After hours of traversing southeastern Venezuela, crossing the Orinoco River we finally arriving in Puerto Ordaz, a town near the Guyana border. We proceeded directly to Cachamay Stadium where we arrived two hours before gametime. Every seat already was occupied by more than 40,000 wildly cheering Venezuelan fans. My son wisely opted to buy a Venezuelan hat so as not to attract unwanted attention as one of the very few Paraguayan fans present (he declared that the hat would be a present for a classmate from Venezuela after he returned to Miami). He did find a Paraguay jersey that he purchased, but he wisely returned it to the car rather than wearing it into the stadium. Paraguay played brilliantly, but the game was scoreless at halftime. In the second half Paraguay scored two goals and their goalie blocked a Venezuelan penalty kick, sending local supporters of the “vinotinto” (the charming nickname for the Venezuelan team because they wear burgundy jerseys the color of red wine) streaming for the exits. A few came back when Venezuela scored a late goal, but the game ended with a 2-1 Paraguay victory, putting the Paraguayan Guarani in a tie for first place in the South American group. After staying overnight in Puerto Ordaz, we left at 4AM on Sunday to return to Caracas in time for our flight back to the U.S. Photos of our trip are available online at: http://gallery.me.com/rperci#100567

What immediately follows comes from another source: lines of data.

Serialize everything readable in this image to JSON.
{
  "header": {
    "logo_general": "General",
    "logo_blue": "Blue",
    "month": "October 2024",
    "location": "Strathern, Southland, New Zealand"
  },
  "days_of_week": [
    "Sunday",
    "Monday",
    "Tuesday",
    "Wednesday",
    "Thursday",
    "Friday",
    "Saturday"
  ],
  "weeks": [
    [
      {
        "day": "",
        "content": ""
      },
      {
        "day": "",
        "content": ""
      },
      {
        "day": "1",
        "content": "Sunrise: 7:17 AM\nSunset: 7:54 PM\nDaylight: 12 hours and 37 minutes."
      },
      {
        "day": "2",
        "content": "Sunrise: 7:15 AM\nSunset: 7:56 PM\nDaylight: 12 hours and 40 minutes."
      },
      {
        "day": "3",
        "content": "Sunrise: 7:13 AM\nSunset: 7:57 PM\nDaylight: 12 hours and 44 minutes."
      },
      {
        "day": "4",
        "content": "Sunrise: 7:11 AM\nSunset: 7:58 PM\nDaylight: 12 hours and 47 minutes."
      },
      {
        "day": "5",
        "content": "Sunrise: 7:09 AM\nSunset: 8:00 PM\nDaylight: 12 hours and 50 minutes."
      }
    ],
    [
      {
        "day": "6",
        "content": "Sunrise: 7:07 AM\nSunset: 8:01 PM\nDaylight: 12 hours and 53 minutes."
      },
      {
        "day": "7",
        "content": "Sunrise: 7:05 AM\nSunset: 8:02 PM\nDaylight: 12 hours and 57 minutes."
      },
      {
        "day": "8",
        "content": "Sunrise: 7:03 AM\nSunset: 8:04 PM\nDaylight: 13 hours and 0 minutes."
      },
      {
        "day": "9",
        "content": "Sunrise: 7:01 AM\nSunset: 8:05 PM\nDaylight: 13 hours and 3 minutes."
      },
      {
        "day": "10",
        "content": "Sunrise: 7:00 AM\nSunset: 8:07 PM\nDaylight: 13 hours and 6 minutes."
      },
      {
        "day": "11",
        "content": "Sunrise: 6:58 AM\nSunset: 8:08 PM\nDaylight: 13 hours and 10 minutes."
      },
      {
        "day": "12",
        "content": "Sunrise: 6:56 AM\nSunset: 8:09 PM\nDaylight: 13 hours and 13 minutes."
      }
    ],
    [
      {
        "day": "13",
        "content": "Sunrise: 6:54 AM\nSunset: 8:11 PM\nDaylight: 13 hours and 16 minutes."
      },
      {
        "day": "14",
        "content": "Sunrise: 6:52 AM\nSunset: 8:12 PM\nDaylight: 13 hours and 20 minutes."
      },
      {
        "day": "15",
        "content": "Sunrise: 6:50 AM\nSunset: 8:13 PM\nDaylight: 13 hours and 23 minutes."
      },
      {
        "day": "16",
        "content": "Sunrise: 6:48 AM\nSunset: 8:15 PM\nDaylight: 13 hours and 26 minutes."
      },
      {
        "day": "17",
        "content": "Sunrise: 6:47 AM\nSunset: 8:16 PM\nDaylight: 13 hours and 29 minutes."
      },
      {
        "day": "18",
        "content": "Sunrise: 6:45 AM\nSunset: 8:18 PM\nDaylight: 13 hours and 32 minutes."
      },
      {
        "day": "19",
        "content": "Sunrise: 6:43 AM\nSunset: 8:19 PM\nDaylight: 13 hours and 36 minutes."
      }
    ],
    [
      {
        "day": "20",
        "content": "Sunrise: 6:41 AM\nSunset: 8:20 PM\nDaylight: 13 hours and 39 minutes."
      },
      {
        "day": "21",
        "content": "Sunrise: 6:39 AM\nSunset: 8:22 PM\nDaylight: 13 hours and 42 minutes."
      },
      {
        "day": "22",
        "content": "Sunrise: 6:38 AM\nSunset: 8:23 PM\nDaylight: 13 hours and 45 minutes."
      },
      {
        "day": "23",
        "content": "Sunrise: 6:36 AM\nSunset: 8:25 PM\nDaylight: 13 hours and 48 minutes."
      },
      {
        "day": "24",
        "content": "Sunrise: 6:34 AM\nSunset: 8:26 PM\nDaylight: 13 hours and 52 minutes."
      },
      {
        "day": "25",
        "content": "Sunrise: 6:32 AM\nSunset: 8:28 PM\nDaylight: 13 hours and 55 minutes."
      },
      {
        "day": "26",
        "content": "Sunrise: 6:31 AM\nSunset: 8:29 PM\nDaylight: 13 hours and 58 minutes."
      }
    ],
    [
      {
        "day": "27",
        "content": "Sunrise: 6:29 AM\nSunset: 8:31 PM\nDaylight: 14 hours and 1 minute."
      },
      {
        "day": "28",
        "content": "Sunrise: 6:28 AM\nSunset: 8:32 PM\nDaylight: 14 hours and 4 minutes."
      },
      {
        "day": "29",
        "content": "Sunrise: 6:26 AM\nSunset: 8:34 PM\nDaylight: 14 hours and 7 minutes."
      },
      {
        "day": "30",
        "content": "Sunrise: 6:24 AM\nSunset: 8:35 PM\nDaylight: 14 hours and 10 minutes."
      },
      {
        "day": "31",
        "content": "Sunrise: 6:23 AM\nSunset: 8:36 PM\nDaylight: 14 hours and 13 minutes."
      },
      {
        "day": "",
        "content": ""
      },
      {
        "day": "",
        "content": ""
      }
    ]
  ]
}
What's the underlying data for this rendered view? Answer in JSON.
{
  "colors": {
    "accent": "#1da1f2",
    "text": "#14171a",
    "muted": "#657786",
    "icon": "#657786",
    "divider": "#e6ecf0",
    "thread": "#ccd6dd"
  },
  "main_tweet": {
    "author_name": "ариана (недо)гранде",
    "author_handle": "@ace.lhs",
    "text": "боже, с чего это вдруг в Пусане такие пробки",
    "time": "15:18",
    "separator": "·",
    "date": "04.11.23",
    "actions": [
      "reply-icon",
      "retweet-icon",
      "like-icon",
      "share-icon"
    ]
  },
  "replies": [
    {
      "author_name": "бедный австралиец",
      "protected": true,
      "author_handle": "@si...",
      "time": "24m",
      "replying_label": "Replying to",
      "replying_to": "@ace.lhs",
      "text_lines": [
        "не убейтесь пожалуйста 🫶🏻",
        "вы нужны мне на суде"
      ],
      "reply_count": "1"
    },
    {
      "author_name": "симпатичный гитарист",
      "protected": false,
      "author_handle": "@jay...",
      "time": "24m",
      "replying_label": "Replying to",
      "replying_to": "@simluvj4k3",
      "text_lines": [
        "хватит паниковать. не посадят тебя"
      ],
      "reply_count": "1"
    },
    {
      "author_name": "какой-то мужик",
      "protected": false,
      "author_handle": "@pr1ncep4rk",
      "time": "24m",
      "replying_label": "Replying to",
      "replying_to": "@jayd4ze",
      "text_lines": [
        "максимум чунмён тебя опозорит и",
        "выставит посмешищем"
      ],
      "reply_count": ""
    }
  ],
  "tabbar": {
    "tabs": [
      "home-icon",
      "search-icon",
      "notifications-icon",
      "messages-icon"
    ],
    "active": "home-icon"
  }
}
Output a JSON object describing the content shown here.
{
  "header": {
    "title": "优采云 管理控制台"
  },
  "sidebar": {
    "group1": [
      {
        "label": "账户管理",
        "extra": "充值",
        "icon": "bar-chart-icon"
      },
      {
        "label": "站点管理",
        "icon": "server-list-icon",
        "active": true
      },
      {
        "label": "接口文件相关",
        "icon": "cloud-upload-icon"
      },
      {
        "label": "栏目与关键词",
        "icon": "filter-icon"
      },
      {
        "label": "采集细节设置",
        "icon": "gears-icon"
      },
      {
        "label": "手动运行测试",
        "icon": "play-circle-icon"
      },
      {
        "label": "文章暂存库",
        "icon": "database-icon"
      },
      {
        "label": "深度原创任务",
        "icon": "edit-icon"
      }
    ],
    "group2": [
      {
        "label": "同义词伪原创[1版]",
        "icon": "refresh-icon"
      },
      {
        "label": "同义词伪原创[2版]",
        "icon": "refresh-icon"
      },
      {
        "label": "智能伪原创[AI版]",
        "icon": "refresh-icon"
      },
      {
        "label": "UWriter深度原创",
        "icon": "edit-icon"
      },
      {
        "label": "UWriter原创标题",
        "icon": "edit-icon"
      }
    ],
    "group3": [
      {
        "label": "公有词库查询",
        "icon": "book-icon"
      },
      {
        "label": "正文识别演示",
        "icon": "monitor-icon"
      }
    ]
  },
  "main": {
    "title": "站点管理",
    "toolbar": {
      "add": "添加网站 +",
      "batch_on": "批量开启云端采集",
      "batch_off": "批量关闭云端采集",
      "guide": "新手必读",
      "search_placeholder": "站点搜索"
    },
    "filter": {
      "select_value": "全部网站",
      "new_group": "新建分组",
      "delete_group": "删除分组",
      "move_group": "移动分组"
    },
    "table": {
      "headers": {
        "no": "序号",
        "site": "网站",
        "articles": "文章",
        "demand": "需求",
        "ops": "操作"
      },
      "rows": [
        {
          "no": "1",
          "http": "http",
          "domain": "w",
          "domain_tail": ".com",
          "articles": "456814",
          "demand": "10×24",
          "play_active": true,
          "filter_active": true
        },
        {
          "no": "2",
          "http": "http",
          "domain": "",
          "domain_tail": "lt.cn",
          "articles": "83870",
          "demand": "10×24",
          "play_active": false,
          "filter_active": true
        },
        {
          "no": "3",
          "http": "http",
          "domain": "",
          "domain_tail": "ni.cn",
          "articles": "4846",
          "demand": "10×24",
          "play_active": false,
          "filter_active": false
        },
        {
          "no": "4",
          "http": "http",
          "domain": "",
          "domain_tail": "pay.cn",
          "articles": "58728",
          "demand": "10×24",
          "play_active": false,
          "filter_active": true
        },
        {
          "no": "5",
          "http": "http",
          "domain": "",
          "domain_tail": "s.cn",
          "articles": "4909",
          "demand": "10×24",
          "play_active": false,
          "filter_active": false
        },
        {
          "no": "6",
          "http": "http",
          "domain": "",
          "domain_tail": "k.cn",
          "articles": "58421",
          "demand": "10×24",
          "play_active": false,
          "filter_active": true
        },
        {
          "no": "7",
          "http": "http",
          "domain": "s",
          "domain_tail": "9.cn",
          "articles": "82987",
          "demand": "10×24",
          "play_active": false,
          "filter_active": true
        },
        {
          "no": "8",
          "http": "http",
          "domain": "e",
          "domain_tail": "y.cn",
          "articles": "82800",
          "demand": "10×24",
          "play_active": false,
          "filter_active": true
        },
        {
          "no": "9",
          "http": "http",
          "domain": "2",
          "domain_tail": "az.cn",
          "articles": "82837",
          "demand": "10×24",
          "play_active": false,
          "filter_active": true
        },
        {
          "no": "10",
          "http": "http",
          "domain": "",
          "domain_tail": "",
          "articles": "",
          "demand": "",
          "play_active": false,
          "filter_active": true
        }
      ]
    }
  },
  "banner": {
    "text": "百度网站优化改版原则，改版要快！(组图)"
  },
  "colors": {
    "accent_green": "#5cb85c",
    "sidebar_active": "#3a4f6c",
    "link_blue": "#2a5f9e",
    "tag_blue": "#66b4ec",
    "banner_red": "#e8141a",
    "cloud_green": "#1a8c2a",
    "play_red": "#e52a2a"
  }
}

Prior to leaving for Venezuela on Thursday, I attend the opening of a terrific conference on “Regulatory Dsyfunction” that our Environmental Law Program co-sponsored with the Center for Progressive Reform. The conference was organized by my colleague Rena Steinzor, president of the Center for Progressive Reform, which has done a fabulous job of promoting the public interest in regulatory issues. The conference included representatives of EPA, OSHA and the Consumer Products Safety Commission (CPSC), who discussed the problems confronting each of their agencies, prominent academics and environmental activists. Because I had to teach a class and catch a plane, I was only able to attend a brief part of the conference. While the discussions were off the record, what struck me was the extent to which international issues have affected each agency. OSHA has wrestled with how to harmonize hazard communication requirements with international standards. The CPSC is dealing with a host of issues raised by imports of hazardous consumer products. EPA is considering TSCA reform against the backdrop of the EU’s path-breaking REACH program that will generate far more test data on chemicals than EPA currently has. Globalization is clearly having a profound effect on regulatory policy.